The Heat can lose games when they are dominating at halftime. They can overcome double-digit deficits in the fourth quarter. The Heat are just as capable of overachieving or underachieving as any other team in the league. So, if you are leading them, don't take your foot off the gas. If you are trailing, just focus on winning the next minute or two and working your way back.
Bosh, Wade and James all thrive off conflict. If they feel an opponent slighted them, they will turn around and demolish that opponent. If a game gets chippy and Wade or LeBron are involved in the conflict, you can almost count on them to provide late-game heroics. The only way to beat Miami is to out-scheme them on the court because mind games do not work on them.
That being said, it is not impossible to make the Heat struggle mentally. If you can get Bosh down on himself, you may take him out of a series. If you get LeBron to struggle in the third quarter of a game, he may disappear in the closing minutes.
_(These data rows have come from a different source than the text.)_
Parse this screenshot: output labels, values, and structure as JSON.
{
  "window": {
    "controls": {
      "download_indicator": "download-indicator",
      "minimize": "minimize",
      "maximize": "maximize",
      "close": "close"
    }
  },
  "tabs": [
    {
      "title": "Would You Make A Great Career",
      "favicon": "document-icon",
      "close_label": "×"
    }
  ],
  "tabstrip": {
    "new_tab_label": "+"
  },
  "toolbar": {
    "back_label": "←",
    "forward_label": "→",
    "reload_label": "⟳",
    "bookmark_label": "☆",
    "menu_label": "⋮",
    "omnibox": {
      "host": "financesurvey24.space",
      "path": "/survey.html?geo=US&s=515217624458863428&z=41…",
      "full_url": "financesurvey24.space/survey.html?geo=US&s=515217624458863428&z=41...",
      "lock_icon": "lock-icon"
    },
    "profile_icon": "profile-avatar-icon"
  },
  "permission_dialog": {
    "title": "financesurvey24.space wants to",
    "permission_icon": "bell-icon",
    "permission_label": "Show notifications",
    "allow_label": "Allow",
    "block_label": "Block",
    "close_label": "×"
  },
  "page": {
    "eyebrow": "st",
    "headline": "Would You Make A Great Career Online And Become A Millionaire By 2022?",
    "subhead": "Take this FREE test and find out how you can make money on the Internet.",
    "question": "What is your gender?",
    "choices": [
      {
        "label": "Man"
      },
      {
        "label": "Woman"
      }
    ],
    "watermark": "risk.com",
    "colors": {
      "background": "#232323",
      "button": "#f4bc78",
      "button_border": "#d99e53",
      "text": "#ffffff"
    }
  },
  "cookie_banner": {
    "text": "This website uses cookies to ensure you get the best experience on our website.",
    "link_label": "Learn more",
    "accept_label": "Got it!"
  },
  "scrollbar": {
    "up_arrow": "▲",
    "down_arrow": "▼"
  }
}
Play hard, foul hard and don't let them bully you; respond with equal physicality, but avoid making it personal. If you have big personalities in your organization, they must demonstrate maturity and reign themselves in.